A Chief Scientist Office funded project starting in April 2021 to develop and test an intervention for benzodiazepine dependence for people in Opiate Replacement Treatment. The intervention is being coproduced across people who used/have used benzodiazepines, clinicians, and academics. The intervention will be tested in 50 patients across Aberdeen, Lanarkshire, and Edinburgh. Full results of trial are expected by March 2023.
Given the increasingly unpredictable, unreliable and variable strength, toxicity and effects of street Benzo’s in circulation, the taskforce has identified the laboratory testing of drugs as a key service in reducing the risk of harm and death from benzodiazepines.
A 2 year project funded by the Taskforce via the Corra Foundation will seek to establish a drug testing service for Scotland. This will involve collaborative development across the Crown Office, Police Scotland, and Public health Scotland.

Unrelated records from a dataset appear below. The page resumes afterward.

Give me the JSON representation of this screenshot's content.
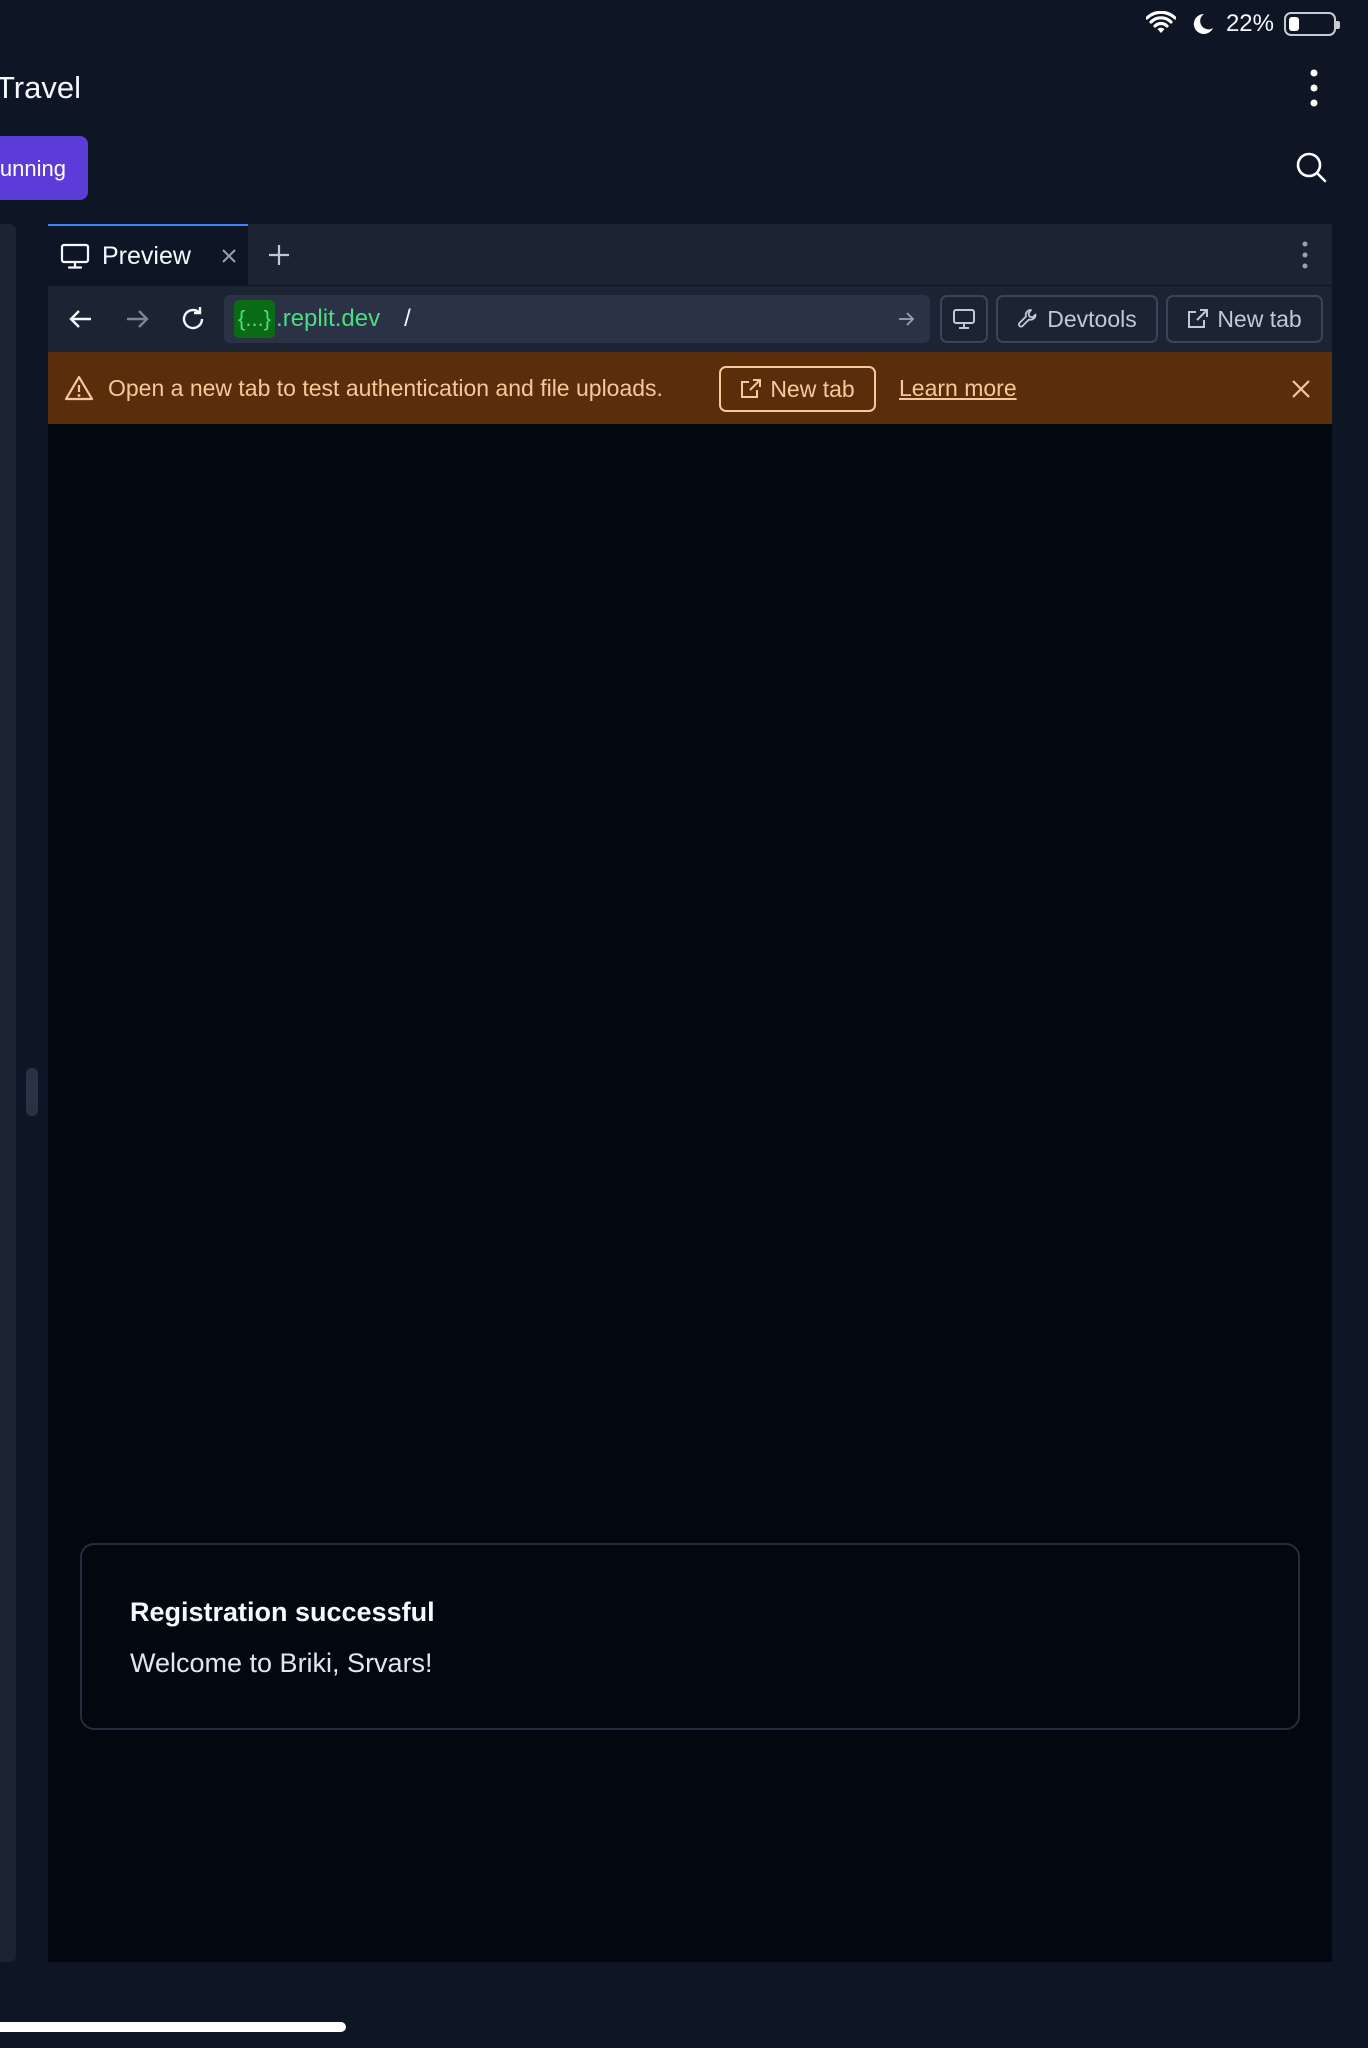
{
  "status_bar": {
    "battery_percent": "22%",
    "battery_level": 0.22
  },
  "header": {
    "title": "Travel",
    "run_button_label": "Running"
  },
  "workspace": {
    "tabs": [
      {
        "label": "Preview",
        "active": true
      }
    ],
    "navbar": {
      "url_chip": "{...}",
      "url_host": ".replit.dev",
      "url_path": "/",
      "devtools_label": "Devtools",
      "new_tab_label": "New tab"
    },
    "banner": {
      "message": "Open a new tab to test authentication and file uploads.",
      "button_label": "New tab",
      "link_label": "Learn more",
      "background": "#5a2e0b",
      "text_color": "#f8c79a"
    },
    "toast": {
      "title": "Registration successful",
      "description": "Welcome to Briki, Srvars!"
    }
  },
  "colors": {
    "background": "#0e1525",
    "surface": "#1c2333",
    "accent": "#5b3cd8",
    "url_green": "#4ade80"
  },
  "icons": [
    "wifi-icon",
    "moon-icon",
    "battery-icon",
    "kebab-menu-icon",
    "search-icon",
    "monitor-icon",
    "close-icon",
    "plus-icon",
    "back-arrow-icon",
    "forward-arrow-icon",
    "reload-icon",
    "go-arrow-icon",
    "devices-icon",
    "wrench-icon",
    "external-link-icon",
    "warning-icon"
  ]
}
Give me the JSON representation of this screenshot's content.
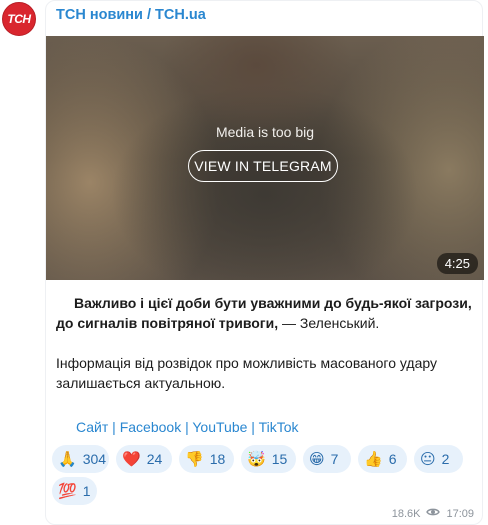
{
  "channel": {
    "avatar_text": "TCH",
    "name": "ТСН новини / TCH.ua"
  },
  "media": {
    "notice": "Media is too big",
    "button_label": "VIEW IN TELEGRAM",
    "duration": "4:25"
  },
  "message": {
    "bold": "Важливо і цієї доби бути уважними до будь-якої загрози, до сигналів повітряної тривоги,",
    "quote_author": " — Зеленський.",
    "paragraph2": "Інформація від розвідок про можливість масованого удару залишається актуальною."
  },
  "links": {
    "site": "Сайт",
    "facebook": "Facebook",
    "youtube": "YouTube",
    "tiktok": "TikTok",
    "separator": " | "
  },
  "reactions": [
    {
      "emoji": "🙏",
      "count": "304"
    },
    {
      "emoji": "❤️",
      "count": "24"
    },
    {
      "emoji": "👎",
      "count": "18"
    },
    {
      "emoji": "🤯",
      "count": "15"
    },
    {
      "emoji": "😁",
      "count": "7"
    },
    {
      "emoji": "👍",
      "count": "6"
    },
    {
      "emoji": "😐",
      "count": "2"
    },
    {
      "emoji": "💯",
      "count": "1"
    }
  ],
  "meta": {
    "views": "18.6K",
    "time": "17:09"
  }
}
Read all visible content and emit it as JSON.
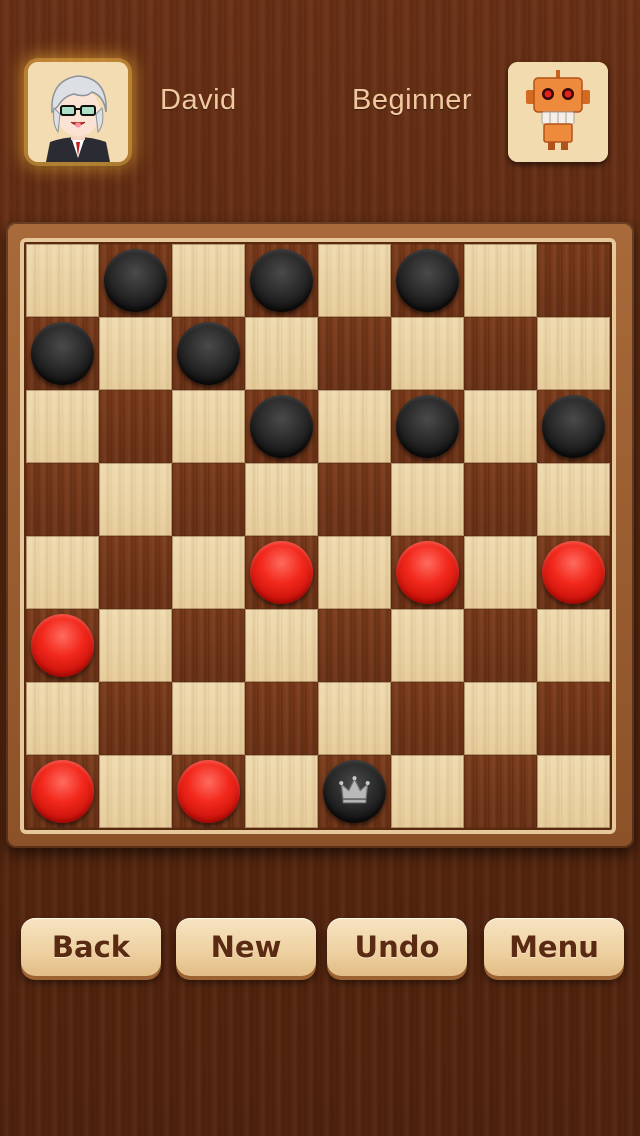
{
  "players": {
    "human": {
      "name": "David",
      "avatar": "human-avatar"
    },
    "ai": {
      "name": "Beginner",
      "avatar": "robot-avatar"
    }
  },
  "board": {
    "size": 8,
    "pieces": [
      {
        "row": 0,
        "col": 1,
        "color": "black",
        "king": false
      },
      {
        "row": 0,
        "col": 3,
        "color": "black",
        "king": false
      },
      {
        "row": 0,
        "col": 5,
        "color": "black",
        "king": false
      },
      {
        "row": 1,
        "col": 0,
        "color": "black",
        "king": false
      },
      {
        "row": 1,
        "col": 2,
        "color": "black",
        "king": false
      },
      {
        "row": 2,
        "col": 3,
        "color": "black",
        "king": false
      },
      {
        "row": 2,
        "col": 5,
        "color": "black",
        "king": false
      },
      {
        "row": 2,
        "col": 7,
        "color": "black",
        "king": false
      },
      {
        "row": 4,
        "col": 3,
        "color": "red",
        "king": false
      },
      {
        "row": 4,
        "col": 5,
        "color": "red",
        "king": false
      },
      {
        "row": 4,
        "col": 7,
        "color": "red",
        "king": false
      },
      {
        "row": 5,
        "col": 0,
        "color": "red",
        "king": false
      },
      {
        "row": 7,
        "col": 0,
        "color": "red",
        "king": false
      },
      {
        "row": 7,
        "col": 2,
        "color": "red",
        "king": false
      },
      {
        "row": 7,
        "col": 4,
        "color": "black",
        "king": true
      }
    ]
  },
  "buttons": {
    "back": "Back",
    "new": "New",
    "undo": "Undo",
    "menu": "Menu"
  },
  "colors": {
    "red_piece": "#e8221a",
    "black_piece": "#1c1c1c",
    "light_square": "#ecd6aa",
    "dark_square": "#733618",
    "button_text": "#5a2a12",
    "name_text": "#f1c9a0"
  }
}
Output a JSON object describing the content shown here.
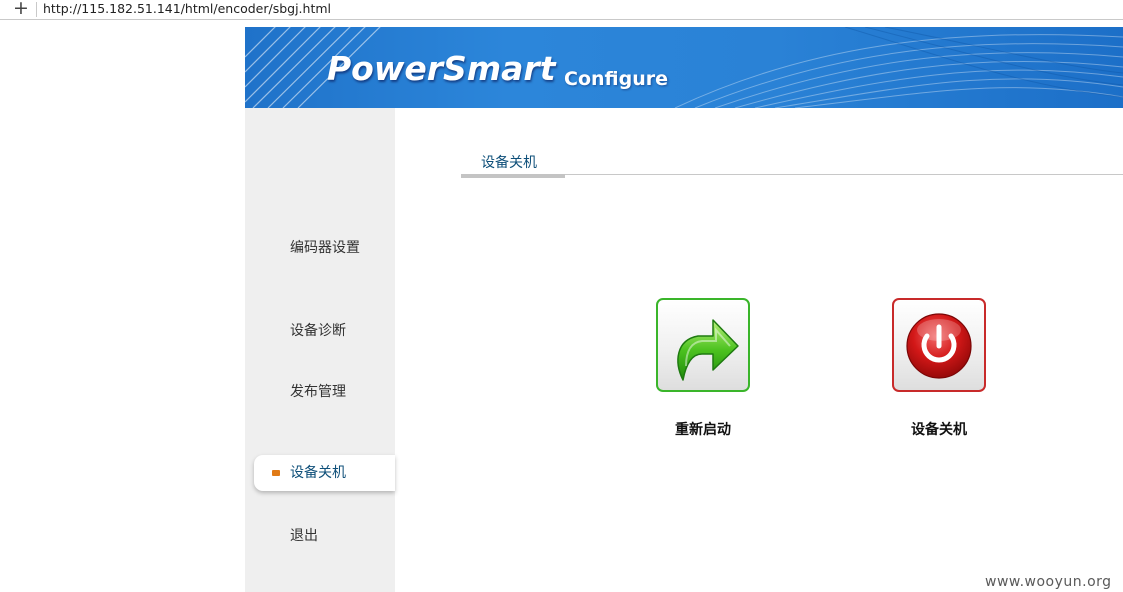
{
  "browser": {
    "new_tab_symbol": "+",
    "url": "http://115.182.51.141/html/encoder/sbgj.html"
  },
  "banner": {
    "logo_text": "PowerSmart",
    "subtitle": "Configure"
  },
  "sidebar": {
    "items": [
      {
        "label": "编码器设置",
        "active": false
      },
      {
        "label": "设备诊断",
        "active": false
      },
      {
        "label": "发布管理",
        "active": false
      },
      {
        "label": "设备关机",
        "active": true
      },
      {
        "label": "退出",
        "active": false
      }
    ]
  },
  "main": {
    "tab_title": "设备关机",
    "actions": [
      {
        "label": "重新启动",
        "icon": "restart-arrow-icon",
        "border_color": "#3ab52a"
      },
      {
        "label": "设备关机",
        "icon": "power-icon",
        "border_color": "#c82a2a"
      }
    ]
  },
  "watermark": "www.wooyun.org",
  "colors": {
    "banner_blue": "#2a82d6",
    "active_marker": "#e07a16",
    "link_text": "#0e4f79",
    "sidebar_bg": "#efefef"
  }
}
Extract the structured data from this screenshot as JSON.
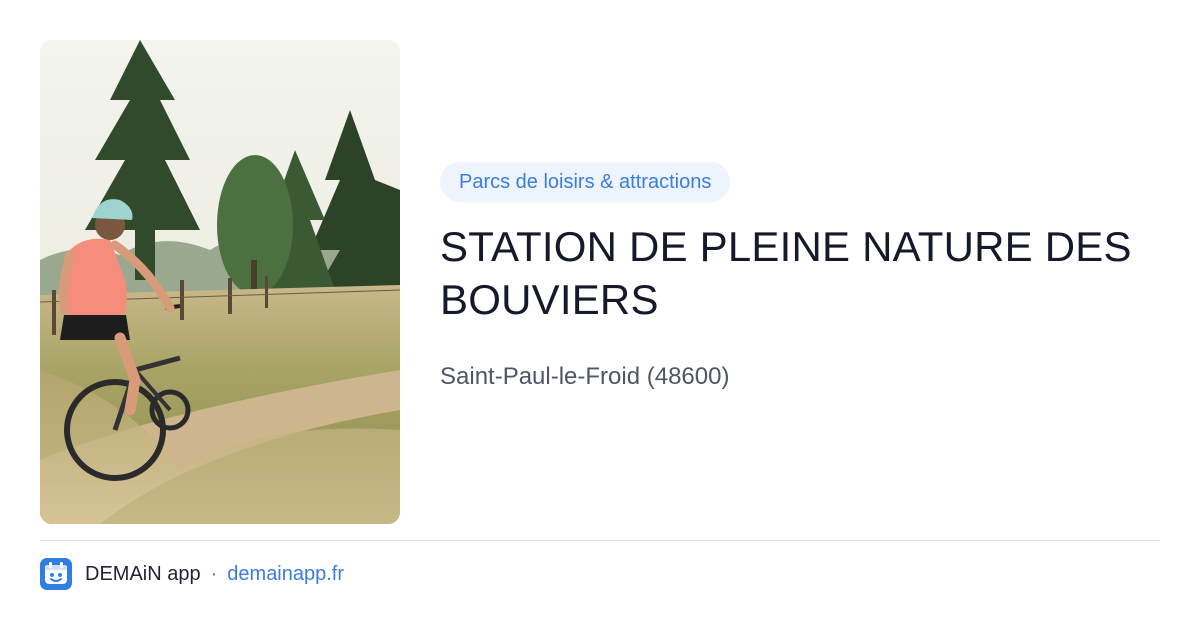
{
  "card": {
    "category": "Parcs de loisirs & attractions",
    "title": "STATION DE PLEINE NATURE DES BOUVIERS",
    "location": "Saint-Paul-le-Froid (48600)"
  },
  "footer": {
    "app_name": "DEMAiN app",
    "separator": "·",
    "url": "demainapp.fr"
  },
  "icons": {
    "app_logo": "demain-app-logo-icon"
  },
  "colors": {
    "accent": "#3b7ddd",
    "pill_background": "#eef4fd",
    "title": "#151a2b",
    "subtitle": "#4f5665",
    "divider": "#dde1e7"
  }
}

The long-term aim of the drug testing service will be to anonymously inform those using benzodiazepines on the potency and content of their drugs so that they can make informed choices on their use, and also to use the service as a touchpoint to engage about wider issues of harm reduction and available treatment pathways.
The Taskforce is working with Scottish Government and third sector organisations to develop a detailed community training programme, including ‘train the trainer’ elements. This will include training on harm prevention and the use of Benzos amongst polydrug use. The evidence shows that additional training is needed in this space and this work will fill an existing gap.
The Taskforce intends for this work to assist in the development of community networks, providing additional support, active roles for people who use drugs and a feedback loop for the Taskforce and Scottish Government, amplifying the voice of people with living experience.
The Taskforce supports the request by Scottish Government, also supported by Police Scotland, to the UK Government to take action on unregulated sales of pill press machines. These are implicated in the manufacture and supply of street benzo’s, specifically the re-formatted smaller pill taken from a concentrated block of illegally sourced benzodiazepines and mixed with other substances.
The request to take action was made in September 2020, and dialogue between the UK and Scottish Government is ongoing.
When I meet someone and they tell me they have started to combine their methadone with street benzo’s as and when they are available, I know in my heart there is not much time left.